I work with tech founders launching brilliant products into the world. They all struggle with one thing: simplifying their technology.
We all know simple is better. Apple effectively taught that to the entire world through their products, packaging and marketing.
And yet, as a founder of a complex technical product, you might feel freaked out over the concept of simplifying — or over-simplifying — your technology.
It’s natural for founders to be scared of simplifying their product.
You’re comfortable inside the weeds of your technology. You’ve been living there for months, maybe years. You know exactly how game-changing and powerful it is, and you don’t want any of that getting lost or F’ed up.
I totally get it. So I wanted to share two truths that will ease your mind.
Having this feature versus that feature won’t differentiate your product. It’s just not immediately apparent to the outside world. When you try to differentiate on features, you’re assuming people have the right context of what those features could mean for them. And they rarely have that context.
Plus, building your differentiation on features leaves you vulnerable. It’s only a matter of time until someone copies your feature. So you’re better off differentiating by telling a story about your customer and how they’ll change for the better with the help of your product.
Simplifying your technology is not about dumbing it down or explaining APIs in layman’s terms.
Simplifying your technology is about making it easy to relate to. Instead of explaining how it works, you show how it fits into their current world. You translate the technical stuff into how they’re going to be using it.
One of my favorite examples comes from Simple, a wonderful online bank based in my hometown of Portland, OR.
True to their name, here’s how they describe their budgeting app:
“Make smart spending decisions on the spot. Our budgeting tool does the ‘can-I-buy-this?’ math for you, setting aside enough money each month to cover your expenses and goals.”
Simple could have mentioned analytics or algorithms or whatever — instead, they say it does the “can-I-buy-this?’ math for you. It solves a pain point customers recognize.
Making the complex simple isn’t a luxury — it’s a necessity. Complexity makes prospects leave demos feeling confused and dumb.

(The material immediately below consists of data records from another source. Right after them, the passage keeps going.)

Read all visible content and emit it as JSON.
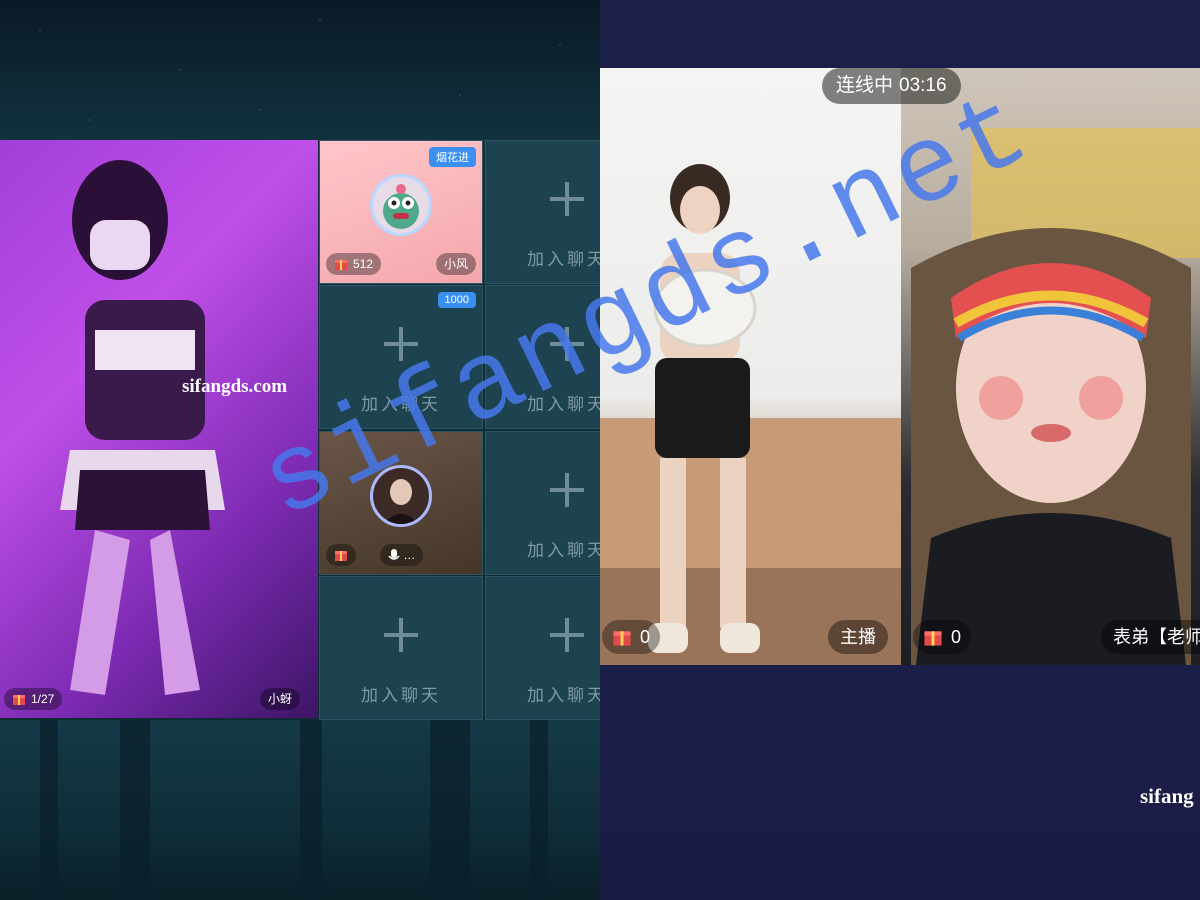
{
  "left_room": {
    "main_video": {
      "watermark": "sifangds.com",
      "gift_count": "1/27",
      "host_name": "小蚜"
    },
    "seats": [
      {
        "type": "occupied",
        "tag": "烟花进",
        "gift_count": "512",
        "name": "小风"
      },
      {
        "type": "empty",
        "join_label": "加入聊天"
      },
      {
        "type": "empty",
        "tag": "1000",
        "join_label": "加入聊天"
      },
      {
        "type": "empty",
        "join_label": "加入聊天"
      },
      {
        "type": "occupied-speaking",
        "status_text": "…"
      },
      {
        "type": "empty",
        "join_label": "加入聊天"
      },
      {
        "type": "empty",
        "join_label": "加入聊天"
      },
      {
        "type": "empty",
        "join_label": "加入聊天"
      }
    ]
  },
  "right_room": {
    "linking_label": "连线中",
    "linking_time": "03:16",
    "cam1": {
      "gift_count": "0",
      "role_label": "主播"
    },
    "cam2": {
      "gift_count": "0",
      "name": "表弟【老师"
    },
    "watermark": "sifang"
  },
  "overlay_watermark": "sifangds.net",
  "colors": {
    "left_bg": "#11313d",
    "seat_bg": "#1d4250",
    "right_bg": "#1f2150",
    "watermark_blue": "#4678eb",
    "tag_blue": "#3a8ff0"
  }
}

Complexity says to potential customers “this isn’t for you.” Complexity slows adoption and growth.
So consider going simple. Your beautiful, complicated product deserves it.